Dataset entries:

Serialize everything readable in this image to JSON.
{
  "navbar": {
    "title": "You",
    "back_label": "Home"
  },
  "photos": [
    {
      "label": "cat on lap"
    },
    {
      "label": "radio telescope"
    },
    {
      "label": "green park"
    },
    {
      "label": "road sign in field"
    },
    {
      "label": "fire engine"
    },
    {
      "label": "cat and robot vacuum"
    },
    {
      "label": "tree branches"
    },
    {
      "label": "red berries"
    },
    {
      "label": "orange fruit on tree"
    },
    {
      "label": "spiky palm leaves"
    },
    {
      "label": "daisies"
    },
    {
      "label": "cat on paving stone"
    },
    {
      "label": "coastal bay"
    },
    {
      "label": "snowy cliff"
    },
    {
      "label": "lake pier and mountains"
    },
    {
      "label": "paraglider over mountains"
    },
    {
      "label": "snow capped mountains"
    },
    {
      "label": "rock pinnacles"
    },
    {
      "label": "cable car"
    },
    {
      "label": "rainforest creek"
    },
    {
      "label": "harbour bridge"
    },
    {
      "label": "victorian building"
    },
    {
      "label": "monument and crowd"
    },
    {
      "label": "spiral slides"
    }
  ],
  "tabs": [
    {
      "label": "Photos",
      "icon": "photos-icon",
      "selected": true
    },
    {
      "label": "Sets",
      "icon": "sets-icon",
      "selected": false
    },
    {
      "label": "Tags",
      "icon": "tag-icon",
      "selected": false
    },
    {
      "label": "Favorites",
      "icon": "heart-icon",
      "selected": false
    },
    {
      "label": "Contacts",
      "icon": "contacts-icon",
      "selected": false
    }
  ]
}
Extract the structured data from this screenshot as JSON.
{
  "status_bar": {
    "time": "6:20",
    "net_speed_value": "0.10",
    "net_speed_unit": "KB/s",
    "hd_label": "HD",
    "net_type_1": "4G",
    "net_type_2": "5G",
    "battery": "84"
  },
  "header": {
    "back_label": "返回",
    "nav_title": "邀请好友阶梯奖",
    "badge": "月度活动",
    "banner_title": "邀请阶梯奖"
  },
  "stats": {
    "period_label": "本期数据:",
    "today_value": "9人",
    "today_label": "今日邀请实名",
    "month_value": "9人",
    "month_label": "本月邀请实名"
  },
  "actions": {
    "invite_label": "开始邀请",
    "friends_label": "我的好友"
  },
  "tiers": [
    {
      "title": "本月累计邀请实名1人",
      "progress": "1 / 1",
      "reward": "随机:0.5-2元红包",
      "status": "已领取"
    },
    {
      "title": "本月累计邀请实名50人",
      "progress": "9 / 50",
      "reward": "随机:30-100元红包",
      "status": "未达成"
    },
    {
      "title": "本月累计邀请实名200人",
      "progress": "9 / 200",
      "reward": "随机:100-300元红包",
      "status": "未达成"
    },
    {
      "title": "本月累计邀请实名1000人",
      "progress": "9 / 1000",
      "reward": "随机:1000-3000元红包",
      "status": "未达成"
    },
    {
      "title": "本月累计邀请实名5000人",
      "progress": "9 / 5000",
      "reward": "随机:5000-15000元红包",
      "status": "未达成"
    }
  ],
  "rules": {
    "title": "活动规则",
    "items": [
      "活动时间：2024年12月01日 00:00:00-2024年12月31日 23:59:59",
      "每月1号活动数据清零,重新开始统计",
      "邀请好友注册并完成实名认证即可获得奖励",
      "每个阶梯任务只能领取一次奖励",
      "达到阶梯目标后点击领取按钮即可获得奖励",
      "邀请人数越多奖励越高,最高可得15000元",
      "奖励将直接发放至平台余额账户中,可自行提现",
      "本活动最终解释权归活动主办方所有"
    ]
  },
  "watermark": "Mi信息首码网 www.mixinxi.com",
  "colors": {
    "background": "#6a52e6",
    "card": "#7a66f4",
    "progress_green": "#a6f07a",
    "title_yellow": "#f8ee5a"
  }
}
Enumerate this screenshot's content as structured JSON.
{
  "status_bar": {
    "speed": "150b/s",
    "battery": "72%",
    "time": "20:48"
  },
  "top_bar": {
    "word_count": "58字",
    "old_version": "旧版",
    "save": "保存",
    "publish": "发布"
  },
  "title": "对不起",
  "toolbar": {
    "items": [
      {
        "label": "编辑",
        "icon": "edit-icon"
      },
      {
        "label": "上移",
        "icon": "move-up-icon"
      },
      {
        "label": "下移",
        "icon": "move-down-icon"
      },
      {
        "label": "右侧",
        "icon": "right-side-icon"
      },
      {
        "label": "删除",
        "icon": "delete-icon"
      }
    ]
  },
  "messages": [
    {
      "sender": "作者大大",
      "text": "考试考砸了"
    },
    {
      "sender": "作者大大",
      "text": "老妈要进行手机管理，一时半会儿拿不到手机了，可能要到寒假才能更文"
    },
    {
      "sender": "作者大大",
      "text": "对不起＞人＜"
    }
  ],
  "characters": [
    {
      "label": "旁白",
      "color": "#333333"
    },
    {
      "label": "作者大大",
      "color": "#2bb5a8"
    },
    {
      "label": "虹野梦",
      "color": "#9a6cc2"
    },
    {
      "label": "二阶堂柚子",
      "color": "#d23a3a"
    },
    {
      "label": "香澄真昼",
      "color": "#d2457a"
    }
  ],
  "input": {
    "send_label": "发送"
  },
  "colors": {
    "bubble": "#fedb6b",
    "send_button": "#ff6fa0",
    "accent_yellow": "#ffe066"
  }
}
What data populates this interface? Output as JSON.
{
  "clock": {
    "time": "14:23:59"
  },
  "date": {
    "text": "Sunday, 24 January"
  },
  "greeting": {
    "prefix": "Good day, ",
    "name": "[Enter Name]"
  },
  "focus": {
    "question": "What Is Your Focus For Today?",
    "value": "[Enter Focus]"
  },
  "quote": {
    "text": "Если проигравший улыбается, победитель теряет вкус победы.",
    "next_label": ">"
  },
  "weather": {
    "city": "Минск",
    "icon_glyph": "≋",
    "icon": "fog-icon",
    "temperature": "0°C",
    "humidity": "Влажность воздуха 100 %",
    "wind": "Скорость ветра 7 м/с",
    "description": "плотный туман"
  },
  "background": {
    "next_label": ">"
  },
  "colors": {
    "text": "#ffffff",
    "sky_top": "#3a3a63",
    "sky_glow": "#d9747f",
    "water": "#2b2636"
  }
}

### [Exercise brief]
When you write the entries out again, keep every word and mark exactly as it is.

### [Response area]
Serialize everything readable in this image to JSON.
{
  "navbar": {
    "title": "You",
    "back_label": "Home"
  },
  "photos": [
    {
      "label": "cat on lap"
    },
    {
      "label": "radio telescope"
    },
    {
      "label": "green park"
    },
    {
      "label": "road sign in field"
    },
    {
      "label": "fire engine"
    },
    {
      "label": "cat and robot vacuum"
    },
    {
      "label": "tree branches"
    },
    {
      "label": "red berries"
    },
    {
      "label": "orange fruit on tree"
    },
    {
      "label": "spiky palm leaves"
    },
    {
      "label": "daisies"
    },
    {
      "label": "cat on paving stone"
    },
    {
      "label": "coastal bay"
    },
    {
      "label": "snowy cliff"
    },
    {
      "label": "lake pier and mountains"
    },
    {
      "label": "paraglider over mountains"
    },
    {
      "label": "snow capped mountains"
    },
    {
      "label": "rock pinnacles"
    },
    {
      "label": "cable car"
    },
    {
      "label": "rainforest creek"
    },
    {
      "label": "harbour bridge"
    },
    {
      "label": "victorian building"
    },
    {
      "label": "monument and crowd"
    },
    {
      "label": "spiral slides"
    }
  ],
  "tabs": [
    {
      "label": "Photos",
      "icon": "photos-icon",
      "selected": true
    },
    {
      "label": "Sets",
      "icon": "sets-icon",
      "selected": false
    },
    {
      "label": "Tags",
      "icon": "tag-icon",
      "selected": false
    },
    {
      "label": "Favorites",
      "icon": "heart-icon",
      "selected": false
    },
    {
      "label": "Contacts",
      "icon": "contacts-icon",
      "selected": false
    }
  ]
}
Extract the structured data from this screenshot as JSON.
{
  "status_bar": {
    "time": "6:20",
    "net_speed_value": "0.10",
    "net_speed_unit": "KB/s",
    "hd_label": "HD",
    "net_type_1": "4G",
    "net_type_2": "5G",
    "battery": "84"
  },
  "header": {
    "back_label": "返回",
    "nav_title": "邀请好友阶梯奖",
    "badge": "月度活动",
    "banner_title": "邀请阶梯奖"
  },
  "stats": {
    "period_label": "本期数据:",
    "today_value": "9人",
    "today_label": "今日邀请实名",
    "month_value": "9人",
    "month_label": "本月邀请实名"
  },
  "actions": {
    "invite_label": "开始邀请",
    "friends_label": "我的好友"
  },
  "tiers": [
    {
      "title": "本月累计邀请实名1人",
      "progress": "1 / 1",
      "reward": "随机:0.5-2元红包",
      "status": "已领取"
    },
    {
      "title": "本月累计邀请实名50人",
      "progress": "9 / 50",
      "reward": "随机:30-100元红包",
      "status": "未达成"
    },
    {
      "title": "本月累计邀请实名200人",
      "progress": "9 / 200",
      "reward": "随机:100-300元红包",
      "status": "未达成"
    },
    {
      "title": "本月累计邀请实名1000人",
      "progress": "9 / 1000",
      "reward": "随机:1000-3000元红包",
      "status": "未达成"
    },
    {
      "title": "本月累计邀请实名5000人",
      "progress": "9 / 5000",
      "reward": "随机:5000-15000元红包",
      "status": "未达成"
    }
  ],
  "rules": {
    "title": "活动规则",
    "items": [
      "活动时间：2024年12月01日 00:00:00-2024年12月31日 23:59:59",
      "每月1号活动数据清零,重新开始统计",
      "邀请好友注册并完成实名认证即可获得奖励",
      "每个阶梯任务只能领取一次奖励",
      "达到阶梯目标后点击领取按钮即可获得奖励",
      "邀请人数越多奖励越高,最高可得15000元",
      "奖励将直接发放至平台余额账户中,可自行提现",
      "本活动最终解释权归活动主办方所有"
    ]
  },
  "watermark": "Mi信息首码网 www.mixinxi.com",
  "colors": {
    "background": "#6a52e6",
    "card": "#7a66f4",
    "progress_green": "#a6f07a",
    "title_yellow": "#f8ee5a"
  }
}
Enumerate this screenshot's content as structured JSON.
{
  "status_bar": {
    "speed": "150b/s",
    "battery": "72%",
    "time": "20:48"
  },
  "top_bar": {
    "word_count": "58字",
    "old_version": "旧版",
    "save": "保存",
    "publish": "发布"
  },
  "title": "对不起",
  "toolbar": {
    "items": [
      {
        "label": "编辑",
        "icon": "edit-icon"
      },
      {
        "label": "上移",
        "icon": "move-up-icon"
      },
      {
        "label": "下移",
        "icon": "move-down-icon"
      },
      {
        "label": "右侧",
        "icon": "right-side-icon"
      },
      {
        "label": "删除",
        "icon": "delete-icon"
      }
    ]
  },
  "messages": [
    {
      "sender": "作者大大",
      "text": "考试考砸了"
    },
    {
      "sender": "作者大大",
      "text": "老妈要进行手机管理，一时半会儿拿不到手机了，可能要到寒假才能更文"
    },
    {
      "sender": "作者大大",
      "text": "对不起＞人＜"
    }
  ],
  "characters": [
    {
      "label": "旁白",
      "color": "#333333"
    },
    {
      "label": "作者大大",
      "color": "#2bb5a8"
    },
    {
      "label": "虹野梦",
      "color": "#9a6cc2"
    },
    {
      "label": "二阶堂柚子",
      "color": "#d23a3a"
    },
    {
      "label": "香澄真昼",
      "color": "#d2457a"
    }
  ],
  "input": {
    "send_label": "发送"
  },
  "colors": {
    "bubble": "#fedb6b",
    "send_button": "#ff6fa0",
    "accent_yellow": "#ffe066"
  }
}
What data populates this interface? Output as JSON.
{
  "clock": {
    "time": "14:23:59"
  },
  "date": {
    "text": "Sunday, 24 January"
  },
  "greeting": {
    "prefix": "Good day, ",
    "name": "[Enter Name]"
  },
  "focus": {
    "question": "What Is Your Focus For Today?",
    "value": "[Enter Focus]"
  },
  "quote": {
    "text": "Если проигравший улыбается, победитель теряет вкус победы.",
    "next_label": ">"
  },
  "weather": {
    "city": "Минск",
    "icon_glyph": "≋",
    "icon": "fog-icon",
    "temperature": "0°C",
    "humidity": "Влажность воздуха 100 %",
    "wind": "Скорость ветра 7 м/с",
    "description": "плотный туман"
  },
  "background": {
    "next_label": ">"
  },
  "colors": {
    "text": "#ffffff",
    "sky_top": "#3a3a63",
    "sky_glow": "#d9747f",
    "water": "#2b2636"
  }
}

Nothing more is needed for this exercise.